Published on February 8th, 2016 | by admin0
Four Myths Surrounding Peer to Peer Lending That Shouldn’t Bother You
Peer to peer lending is a newer way of investing money and seeking funds, so it’s a practice that is naturally surrounded with several misunderstandings. Unfortunately, many of them prevent people from taking part. Make sure you don’t let the following four myths prevent you from taking advantage.
- Peer to Peer Lending Requires Plenty of Capital
People assume that investing in peer to peer projects requires a large initial investment. It is true that many first-time investors stake a sizable amount of money, but several platforms allow users to create an account and start investing with only a few hundred pounds.
- Peer to Peer Lending is Unregulated
Peer to peer lending often seems risky since you’re cutting out the middleman during the lending process. However, the United Kingdom’s peer to peer lending industry is fully regulated by the FCA (Financial Conduct Authority). Lenders must possess a minimum amount of operating capital, meet money requirements, and act with integrity while treating customers and clients fairly. In fact, the United Kingdom was the first country in the world to provide complete regulation for peer to peer lending.

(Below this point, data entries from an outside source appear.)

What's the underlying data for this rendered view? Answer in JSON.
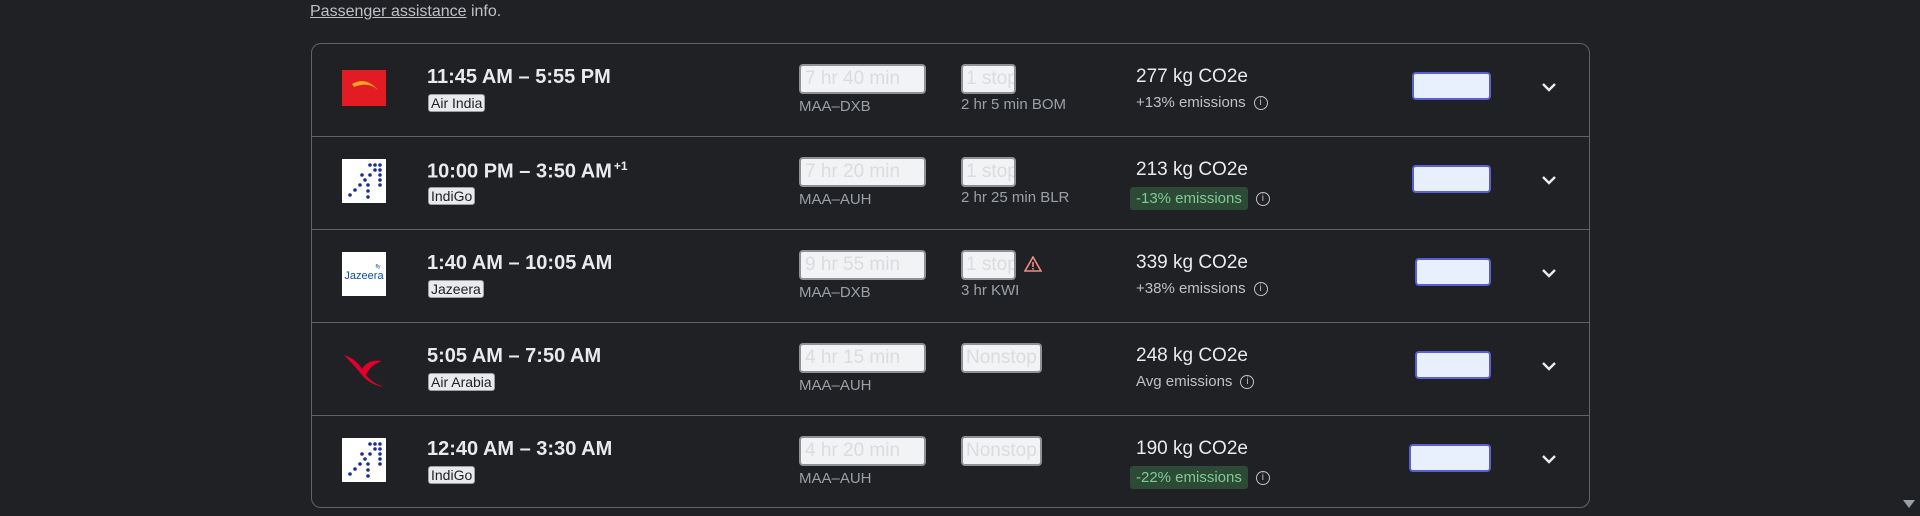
{
  "note": {
    "link": "Passenger assistance",
    "suffix": " info."
  },
  "flights": [
    {
      "times": "11:45 AM – 5:55 PM",
      "day_offset": "",
      "airline": "Air India",
      "logo": "air-india-logo",
      "duration": "7 hr 40 min",
      "stops": "1 stop",
      "route": "MAA–DXB",
      "layover": "2 hr 5 min BOM",
      "warning": false,
      "co2": "277 kg CO2e",
      "emissions": "+13% emissions",
      "emissions_style": "plain",
      "price": ""
    },
    {
      "times": "10:00 PM – 3:50 AM",
      "day_offset": "+1",
      "airline": "IndiGo",
      "logo": "indigo-logo",
      "duration": "7 hr 20 min",
      "stops": "1 stop",
      "route": "MAA–AUH",
      "layover": "2 hr 25 min BLR",
      "warning": false,
      "co2": "213 kg CO2e",
      "emissions": "-13% emissions",
      "emissions_style": "pill",
      "price": ""
    },
    {
      "times": "1:40 AM – 10:05 AM",
      "day_offset": "",
      "airline": "Jazeera",
      "logo": "jazeera-logo",
      "duration": "9 hr 55 min",
      "stops": "1 stop",
      "route": "MAA–DXB",
      "layover": "3 hr KWI",
      "warning": true,
      "co2": "339 kg CO2e",
      "emissions": "+38% emissions",
      "emissions_style": "plain",
      "price": ""
    },
    {
      "times": "5:05 AM – 7:50 AM",
      "day_offset": "",
      "airline": "Air Arabia",
      "logo": "air-arabia-logo",
      "duration": "4 hr 15 min",
      "stops": "Nonstop",
      "route": "MAA–AUH",
      "layover": "",
      "warning": false,
      "co2": "248 kg CO2e",
      "emissions": "Avg emissions",
      "emissions_style": "plain",
      "price": ""
    },
    {
      "times": "12:40 AM – 3:30 AM",
      "day_offset": "",
      "airline": "IndiGo",
      "logo": "indigo-logo",
      "duration": "4 hr 20 min",
      "stops": "Nonstop",
      "route": "MAA–AUH",
      "layover": "",
      "warning": false,
      "co2": "190 kg CO2e",
      "emissions": "-22% emissions",
      "emissions_style": "pill",
      "price": ""
    }
  ],
  "colors": {
    "background": "#202124",
    "border": "#5f6368",
    "price_border": "#5b5fd6",
    "pill_bg": "#2c4a36",
    "pill_text": "#81c995"
  }
}
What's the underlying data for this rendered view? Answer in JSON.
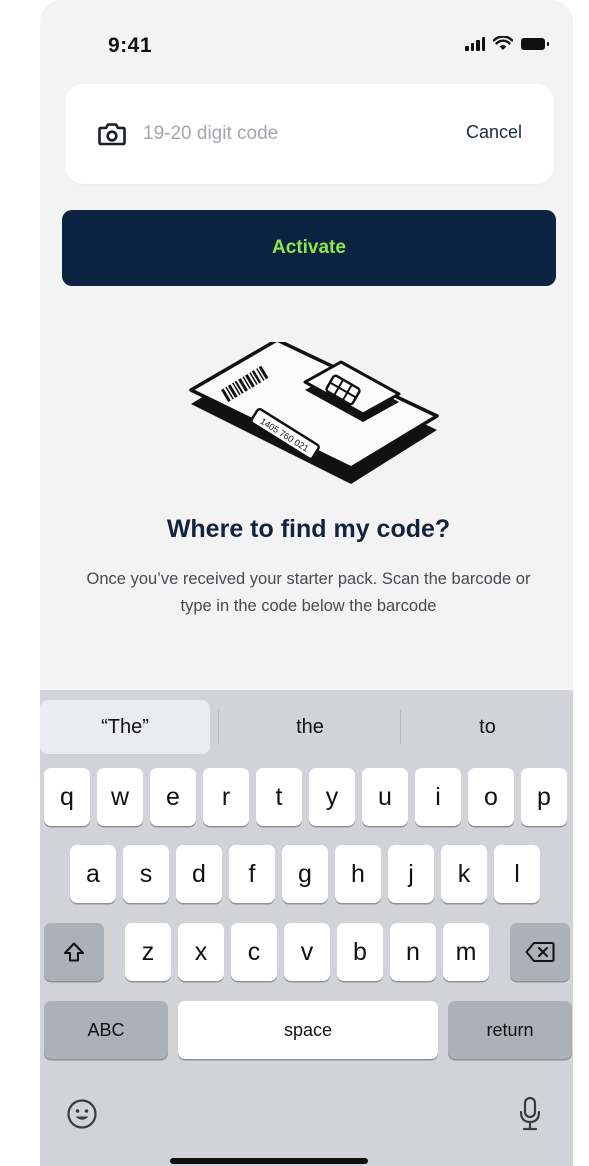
{
  "status_bar": {
    "time": "9:41"
  },
  "code_field": {
    "placeholder": "19-20 digit code",
    "value": "",
    "cancel_label": "Cancel"
  },
  "activate_label": "Activate",
  "illustration": {
    "code_text": "1405 760 021"
  },
  "help": {
    "title": "Where to find my code?",
    "text": "Once you’ve received your starter pack. Scan the barcode or type in the code below the barcode"
  },
  "keyboard": {
    "suggestions": [
      "“The”",
      "the",
      "to"
    ],
    "row1": [
      "q",
      "w",
      "e",
      "r",
      "t",
      "y",
      "u",
      "i",
      "o",
      "p"
    ],
    "row2": [
      "a",
      "s",
      "d",
      "f",
      "g",
      "h",
      "j",
      "k",
      "l"
    ],
    "row3": [
      "z",
      "x",
      "c",
      "v",
      "b",
      "n",
      "m"
    ],
    "abc_label": "ABC",
    "space_label": "space",
    "return_label": "return"
  },
  "colors": {
    "navy": "#0b2240",
    "accent_green": "#8fe54a",
    "background": "#f3f3f4"
  }
}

- Peer to Peer Lending is Just Crowdfunding
Peer to peer lending shares a few similarities with crowdfunding. However, crowdfunding aims more to provide funds for a project that people are passionate about, with the incentives provided held as more of a secondary concern. With peer to peer lending, lenders receive fixed repayment rates – the focus is placed on investment and growth. Fittingly, borrowers must provide credit scores and personal information.
- Peer to Peer Lending is Too Good to be True
Peer to peer lending typically offers interest rates ranging between 4% and 15%. Such high rates of return often make potential investors bulk; it just seems as if such terms would come with unacceptable levels of risk. However, those increased profits are yielded due to the elimination of the middleman. Default rates for peer to peer are actually quite low.